Convention Description
Square brackets [ ]

A non-required (optional) word or words. For example:

[verbose {1 | 2 | 3}]

indicates that you may either omit or type both the verbose word and its accompanying option, such as:

verbose 3

Curly braces { }

A word or series of words that is constrained to a set of options delimited by either vertical bars or spaces.

You must enter at least one of the options, unless the set of options is surrounded by square brackets [ ].

  Options delimited by vertical bars |

Mutually exclusive options. For example:

{enable | disable}

indicates that you must enter either enable or disable, but must not enter both.

  Options delimited by spaces

Non-mutually exclusive options. For example:

{http https ping snmp ssh telnet}

indicates that you may enter all or a subset of those options, in any order, in a space-delimited list, such as:

ping https ssh

   

Note: To change the options, you must re-type the entire list. For example, to add snmp to the previous example, you would type:

ping https snmp ssh

If the option adds to or subtracts from the existing list of options, instead of replacing it, or if the list is comma-delimited, the exception will be noted.

Angle brackets < >

A word constrained by data type.

To define acceptable input, the angled brackets contain a descriptive name followed by an underscore ( _ ) and suffix that indicates the valid data type. For example:

<retries_int>

indicates that you should enter a number of retries, such as 5.
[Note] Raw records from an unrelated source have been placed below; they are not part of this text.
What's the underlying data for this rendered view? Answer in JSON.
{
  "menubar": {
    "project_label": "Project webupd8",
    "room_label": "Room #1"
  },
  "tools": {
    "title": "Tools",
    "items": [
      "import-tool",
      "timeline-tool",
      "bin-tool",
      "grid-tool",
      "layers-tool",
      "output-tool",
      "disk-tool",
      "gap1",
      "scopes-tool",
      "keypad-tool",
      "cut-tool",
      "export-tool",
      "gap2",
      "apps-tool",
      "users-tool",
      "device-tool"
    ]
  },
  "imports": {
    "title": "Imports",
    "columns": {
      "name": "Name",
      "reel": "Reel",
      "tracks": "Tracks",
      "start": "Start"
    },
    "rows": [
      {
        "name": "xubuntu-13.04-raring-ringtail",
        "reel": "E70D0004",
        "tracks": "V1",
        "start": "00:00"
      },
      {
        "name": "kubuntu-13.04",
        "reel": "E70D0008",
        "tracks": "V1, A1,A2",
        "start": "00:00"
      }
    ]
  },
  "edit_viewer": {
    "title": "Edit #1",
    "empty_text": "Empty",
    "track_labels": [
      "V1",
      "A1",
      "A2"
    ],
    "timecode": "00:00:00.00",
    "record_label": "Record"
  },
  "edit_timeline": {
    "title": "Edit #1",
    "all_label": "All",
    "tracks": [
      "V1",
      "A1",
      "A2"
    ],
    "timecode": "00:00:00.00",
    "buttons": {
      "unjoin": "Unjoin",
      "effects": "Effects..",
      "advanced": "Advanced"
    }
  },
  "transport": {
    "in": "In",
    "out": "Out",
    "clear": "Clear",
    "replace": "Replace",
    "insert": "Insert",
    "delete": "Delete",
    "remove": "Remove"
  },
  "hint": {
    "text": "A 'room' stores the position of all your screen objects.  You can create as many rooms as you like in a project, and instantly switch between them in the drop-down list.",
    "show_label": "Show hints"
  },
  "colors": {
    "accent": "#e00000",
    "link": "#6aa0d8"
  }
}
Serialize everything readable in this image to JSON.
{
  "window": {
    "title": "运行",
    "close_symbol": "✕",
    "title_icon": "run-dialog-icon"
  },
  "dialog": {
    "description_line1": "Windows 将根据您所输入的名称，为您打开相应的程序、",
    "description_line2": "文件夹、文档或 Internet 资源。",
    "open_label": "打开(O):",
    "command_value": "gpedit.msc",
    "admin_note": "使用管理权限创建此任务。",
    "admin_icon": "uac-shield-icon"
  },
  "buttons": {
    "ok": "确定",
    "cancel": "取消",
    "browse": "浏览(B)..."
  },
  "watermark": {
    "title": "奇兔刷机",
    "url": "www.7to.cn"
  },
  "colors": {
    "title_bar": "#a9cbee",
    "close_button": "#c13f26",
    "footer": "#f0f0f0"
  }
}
Data types include:

  • <xxx_name> — A name referring to another part of the configuration, such as policy_A.
  • <xxx_index> — An index number referring to another part of the configuration, such as 0 for the first static route.
   
  • <xxx_pattern> — A regular expression or word with wild cards that matches possible variations, such as *@example.com to match all e-mail addresses ending in @example.com.
  • <xxx_fqdn> — A fully qualified domain name (FQDN), such as mail.example.com.
  • <xxx_email> — An email address, such as admin@mail.example.com.
  • <xxx_url> — A uniform resource locator (URL) and its associated protocol and host name prefix, which together form a uniform resource identifier (URI), such as http://www.fortinet.com/.
  • <xxx_ipv4> — An IPv4 address, such as 192.168.1.99.
   
  • <xxx_v4mask> — A dotted decimal IPv4 netmask, such as 255.255.255.0.
  • <xxx_ipv4mask> — A dotted decimal IPv4 address and netmask separated by a space, such as 192.168.1.99 255.255.255.0.
  • <xxx_ipv4/mask> — A dotted decimal IPv4 address and CIDR-notation netmask separated by a slash, such as such as 192.168.1.99/24.
  • <xxx_ipv6> — A colon( : )-delimited hexadecimal IPv6 address, such as 3f2e:6a8b:78a3:0d82:1725:6a2f:0370:6234.
  • <xxx_v6mask> — An IPv6 netmask, such as /96.
  • <xxx_ipv6mask> — An IPv6 address and netmask separated by a space.
   
  • <xxx_str> — A string of characters that is not another data type, such as P@ssw0rd. Strings containing spaces or special characters must be surrounded in quotes or use escape sequences. See the FortiWeb CLI Reference.
  • <xxx_int> — An integer number that is not another data type, such as 15 for the number of minutes.